Data entries

▬▬▬

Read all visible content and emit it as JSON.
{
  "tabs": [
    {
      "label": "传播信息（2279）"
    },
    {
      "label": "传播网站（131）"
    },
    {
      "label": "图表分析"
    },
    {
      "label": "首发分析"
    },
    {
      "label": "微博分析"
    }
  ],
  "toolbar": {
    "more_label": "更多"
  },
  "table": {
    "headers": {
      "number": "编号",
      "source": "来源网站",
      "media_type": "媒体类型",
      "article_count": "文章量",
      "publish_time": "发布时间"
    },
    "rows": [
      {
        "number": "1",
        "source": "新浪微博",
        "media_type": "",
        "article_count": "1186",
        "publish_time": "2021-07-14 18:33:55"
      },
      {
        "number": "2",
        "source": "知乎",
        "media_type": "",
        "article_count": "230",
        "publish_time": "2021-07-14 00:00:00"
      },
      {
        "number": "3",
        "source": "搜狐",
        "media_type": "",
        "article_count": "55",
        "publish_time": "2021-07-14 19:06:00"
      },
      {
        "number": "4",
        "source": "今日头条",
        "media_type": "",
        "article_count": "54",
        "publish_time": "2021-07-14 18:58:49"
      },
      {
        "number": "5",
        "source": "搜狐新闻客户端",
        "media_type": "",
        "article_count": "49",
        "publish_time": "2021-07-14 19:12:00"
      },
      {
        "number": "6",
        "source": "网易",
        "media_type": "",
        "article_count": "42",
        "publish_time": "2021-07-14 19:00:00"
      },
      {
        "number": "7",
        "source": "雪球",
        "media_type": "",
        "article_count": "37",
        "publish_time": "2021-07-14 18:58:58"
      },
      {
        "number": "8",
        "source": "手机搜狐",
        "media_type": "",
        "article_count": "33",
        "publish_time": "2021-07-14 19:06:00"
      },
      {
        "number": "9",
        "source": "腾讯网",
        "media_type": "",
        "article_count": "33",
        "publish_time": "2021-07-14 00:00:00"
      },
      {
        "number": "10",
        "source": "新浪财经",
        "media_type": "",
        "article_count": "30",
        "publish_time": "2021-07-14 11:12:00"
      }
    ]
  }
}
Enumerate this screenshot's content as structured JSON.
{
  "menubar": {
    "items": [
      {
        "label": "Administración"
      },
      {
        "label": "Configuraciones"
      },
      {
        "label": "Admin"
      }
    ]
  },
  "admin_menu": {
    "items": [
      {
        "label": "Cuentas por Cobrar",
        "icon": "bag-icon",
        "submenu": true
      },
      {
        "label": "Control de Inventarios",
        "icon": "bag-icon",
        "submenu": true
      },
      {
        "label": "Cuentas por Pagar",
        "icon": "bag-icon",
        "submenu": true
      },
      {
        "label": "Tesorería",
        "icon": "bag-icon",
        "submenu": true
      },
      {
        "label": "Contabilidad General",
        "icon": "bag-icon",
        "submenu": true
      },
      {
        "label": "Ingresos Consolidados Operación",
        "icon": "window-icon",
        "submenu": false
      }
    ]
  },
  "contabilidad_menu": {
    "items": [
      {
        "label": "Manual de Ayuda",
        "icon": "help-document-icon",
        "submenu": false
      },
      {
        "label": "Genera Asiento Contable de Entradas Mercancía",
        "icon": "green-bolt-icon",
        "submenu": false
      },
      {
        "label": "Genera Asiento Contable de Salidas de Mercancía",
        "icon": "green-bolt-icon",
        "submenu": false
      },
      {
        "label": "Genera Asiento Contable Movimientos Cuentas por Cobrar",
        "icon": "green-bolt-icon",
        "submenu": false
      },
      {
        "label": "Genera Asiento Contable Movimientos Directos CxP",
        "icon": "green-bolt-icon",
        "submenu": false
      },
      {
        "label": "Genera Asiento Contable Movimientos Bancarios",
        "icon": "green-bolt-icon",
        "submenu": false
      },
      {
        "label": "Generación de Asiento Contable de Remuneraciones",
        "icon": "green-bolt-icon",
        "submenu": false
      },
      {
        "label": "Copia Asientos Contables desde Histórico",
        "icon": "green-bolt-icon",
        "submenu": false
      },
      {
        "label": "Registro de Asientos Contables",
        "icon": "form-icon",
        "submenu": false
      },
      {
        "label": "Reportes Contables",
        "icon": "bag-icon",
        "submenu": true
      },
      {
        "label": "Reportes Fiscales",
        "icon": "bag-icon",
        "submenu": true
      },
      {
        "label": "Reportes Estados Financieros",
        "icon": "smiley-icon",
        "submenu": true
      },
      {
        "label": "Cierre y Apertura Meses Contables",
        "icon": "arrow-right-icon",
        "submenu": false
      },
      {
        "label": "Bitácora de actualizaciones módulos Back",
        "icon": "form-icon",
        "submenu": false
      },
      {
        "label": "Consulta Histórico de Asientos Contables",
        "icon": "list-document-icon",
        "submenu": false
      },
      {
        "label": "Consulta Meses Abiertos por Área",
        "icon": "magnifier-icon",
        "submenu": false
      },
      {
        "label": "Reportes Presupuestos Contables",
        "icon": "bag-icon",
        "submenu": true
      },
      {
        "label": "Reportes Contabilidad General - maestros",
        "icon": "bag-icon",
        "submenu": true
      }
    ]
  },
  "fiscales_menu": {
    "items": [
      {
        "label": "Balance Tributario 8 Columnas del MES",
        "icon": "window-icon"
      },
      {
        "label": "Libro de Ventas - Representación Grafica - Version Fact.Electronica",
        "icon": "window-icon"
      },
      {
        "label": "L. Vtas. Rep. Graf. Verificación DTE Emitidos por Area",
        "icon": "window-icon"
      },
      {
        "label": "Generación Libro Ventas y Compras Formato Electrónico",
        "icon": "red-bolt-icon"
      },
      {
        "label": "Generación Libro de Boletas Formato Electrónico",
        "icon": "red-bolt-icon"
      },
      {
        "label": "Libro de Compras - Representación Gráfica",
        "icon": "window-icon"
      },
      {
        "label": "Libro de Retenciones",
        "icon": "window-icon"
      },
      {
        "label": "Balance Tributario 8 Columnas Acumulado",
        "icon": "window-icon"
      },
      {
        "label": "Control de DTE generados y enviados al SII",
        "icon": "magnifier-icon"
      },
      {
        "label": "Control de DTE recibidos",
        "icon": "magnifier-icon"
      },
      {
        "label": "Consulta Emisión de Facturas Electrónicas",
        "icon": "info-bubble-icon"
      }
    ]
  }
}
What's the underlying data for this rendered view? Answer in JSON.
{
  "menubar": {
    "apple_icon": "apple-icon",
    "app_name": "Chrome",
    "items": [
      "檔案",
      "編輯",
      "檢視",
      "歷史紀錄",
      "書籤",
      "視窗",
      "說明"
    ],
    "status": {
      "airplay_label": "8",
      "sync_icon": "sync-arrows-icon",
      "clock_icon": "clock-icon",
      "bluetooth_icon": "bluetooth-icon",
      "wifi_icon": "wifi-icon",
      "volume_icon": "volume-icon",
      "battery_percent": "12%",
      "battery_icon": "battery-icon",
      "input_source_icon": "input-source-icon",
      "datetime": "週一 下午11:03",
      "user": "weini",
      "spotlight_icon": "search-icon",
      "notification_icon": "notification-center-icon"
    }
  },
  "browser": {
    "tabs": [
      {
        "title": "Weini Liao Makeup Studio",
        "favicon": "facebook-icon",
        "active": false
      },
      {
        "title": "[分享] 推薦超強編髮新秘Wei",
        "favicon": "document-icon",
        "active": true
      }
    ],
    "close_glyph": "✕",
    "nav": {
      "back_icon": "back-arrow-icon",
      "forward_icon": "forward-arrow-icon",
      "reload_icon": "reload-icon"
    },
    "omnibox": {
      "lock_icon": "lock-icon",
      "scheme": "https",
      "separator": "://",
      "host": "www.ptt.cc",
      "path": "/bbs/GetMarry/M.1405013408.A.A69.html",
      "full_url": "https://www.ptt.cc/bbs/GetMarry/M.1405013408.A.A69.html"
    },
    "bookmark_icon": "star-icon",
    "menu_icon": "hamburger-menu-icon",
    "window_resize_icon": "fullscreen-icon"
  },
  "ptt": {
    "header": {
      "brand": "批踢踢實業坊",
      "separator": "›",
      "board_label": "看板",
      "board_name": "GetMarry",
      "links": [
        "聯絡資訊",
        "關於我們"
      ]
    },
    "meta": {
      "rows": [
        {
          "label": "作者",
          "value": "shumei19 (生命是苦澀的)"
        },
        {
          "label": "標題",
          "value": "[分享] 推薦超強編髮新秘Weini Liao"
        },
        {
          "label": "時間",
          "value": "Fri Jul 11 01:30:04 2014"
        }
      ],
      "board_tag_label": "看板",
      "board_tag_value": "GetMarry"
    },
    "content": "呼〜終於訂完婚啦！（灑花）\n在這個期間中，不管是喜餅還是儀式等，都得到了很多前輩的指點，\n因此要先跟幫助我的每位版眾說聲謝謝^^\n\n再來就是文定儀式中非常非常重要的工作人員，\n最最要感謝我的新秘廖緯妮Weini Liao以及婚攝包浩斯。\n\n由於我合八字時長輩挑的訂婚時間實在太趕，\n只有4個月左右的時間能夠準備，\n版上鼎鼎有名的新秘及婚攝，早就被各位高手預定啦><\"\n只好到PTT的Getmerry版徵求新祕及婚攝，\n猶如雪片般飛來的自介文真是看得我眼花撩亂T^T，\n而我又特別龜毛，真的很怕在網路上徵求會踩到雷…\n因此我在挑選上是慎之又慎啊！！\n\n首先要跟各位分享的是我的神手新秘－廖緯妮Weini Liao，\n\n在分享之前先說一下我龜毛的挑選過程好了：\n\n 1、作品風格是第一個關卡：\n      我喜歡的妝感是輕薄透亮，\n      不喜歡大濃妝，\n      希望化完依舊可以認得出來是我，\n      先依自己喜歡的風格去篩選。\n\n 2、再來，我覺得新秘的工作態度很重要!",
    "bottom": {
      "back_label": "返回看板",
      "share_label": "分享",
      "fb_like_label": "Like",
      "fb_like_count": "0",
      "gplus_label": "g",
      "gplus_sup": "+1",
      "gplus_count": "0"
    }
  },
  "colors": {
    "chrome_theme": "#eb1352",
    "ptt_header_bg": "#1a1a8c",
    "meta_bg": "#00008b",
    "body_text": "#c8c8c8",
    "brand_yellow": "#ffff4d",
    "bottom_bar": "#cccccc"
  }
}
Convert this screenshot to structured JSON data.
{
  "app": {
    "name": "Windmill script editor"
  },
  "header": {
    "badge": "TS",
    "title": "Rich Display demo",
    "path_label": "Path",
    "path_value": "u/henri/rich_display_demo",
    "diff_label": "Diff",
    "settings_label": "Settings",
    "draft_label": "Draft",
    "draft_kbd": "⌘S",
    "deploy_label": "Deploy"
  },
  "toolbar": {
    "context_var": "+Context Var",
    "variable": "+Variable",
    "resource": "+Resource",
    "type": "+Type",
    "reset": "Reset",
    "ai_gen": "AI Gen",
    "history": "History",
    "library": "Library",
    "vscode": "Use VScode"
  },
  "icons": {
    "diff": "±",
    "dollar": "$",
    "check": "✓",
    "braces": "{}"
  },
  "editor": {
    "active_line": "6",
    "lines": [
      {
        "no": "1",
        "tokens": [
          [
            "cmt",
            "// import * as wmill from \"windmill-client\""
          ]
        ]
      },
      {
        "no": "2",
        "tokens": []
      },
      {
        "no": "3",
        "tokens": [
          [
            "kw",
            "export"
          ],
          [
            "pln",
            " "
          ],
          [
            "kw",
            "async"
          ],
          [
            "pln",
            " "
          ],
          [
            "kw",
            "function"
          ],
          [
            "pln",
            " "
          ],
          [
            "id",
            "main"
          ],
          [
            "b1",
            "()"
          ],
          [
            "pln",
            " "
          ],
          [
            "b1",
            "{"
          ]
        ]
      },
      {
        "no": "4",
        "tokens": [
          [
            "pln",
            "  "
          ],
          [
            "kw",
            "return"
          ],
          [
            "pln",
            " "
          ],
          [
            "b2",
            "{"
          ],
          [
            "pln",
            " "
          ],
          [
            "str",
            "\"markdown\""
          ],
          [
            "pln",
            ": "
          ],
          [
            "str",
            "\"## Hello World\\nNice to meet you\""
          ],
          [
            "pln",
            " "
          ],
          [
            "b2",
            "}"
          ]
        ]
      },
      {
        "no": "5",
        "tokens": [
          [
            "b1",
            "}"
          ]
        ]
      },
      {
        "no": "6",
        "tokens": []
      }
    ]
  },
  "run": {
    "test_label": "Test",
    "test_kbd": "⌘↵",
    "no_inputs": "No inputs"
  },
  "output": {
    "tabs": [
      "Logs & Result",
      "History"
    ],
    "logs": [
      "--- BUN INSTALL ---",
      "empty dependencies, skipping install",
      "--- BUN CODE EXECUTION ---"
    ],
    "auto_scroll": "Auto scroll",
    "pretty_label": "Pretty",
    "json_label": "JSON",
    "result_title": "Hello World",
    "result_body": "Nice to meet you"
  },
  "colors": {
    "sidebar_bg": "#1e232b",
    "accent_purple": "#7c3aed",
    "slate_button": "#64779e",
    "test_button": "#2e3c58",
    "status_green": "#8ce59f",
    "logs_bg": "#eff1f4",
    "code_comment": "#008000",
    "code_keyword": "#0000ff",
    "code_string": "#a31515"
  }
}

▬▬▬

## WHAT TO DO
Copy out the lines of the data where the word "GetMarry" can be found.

## EXERCISE SOLUTION
      "path": "/bbs/GetMarry/M.1405013408.A.A69.html",
      "full_url": "https://www.ptt.cc/bbs/GetMarry/M.1405013408.A.A69.html"
      "board_name": "GetMarry",
      "board_tag_value": "GetMarry"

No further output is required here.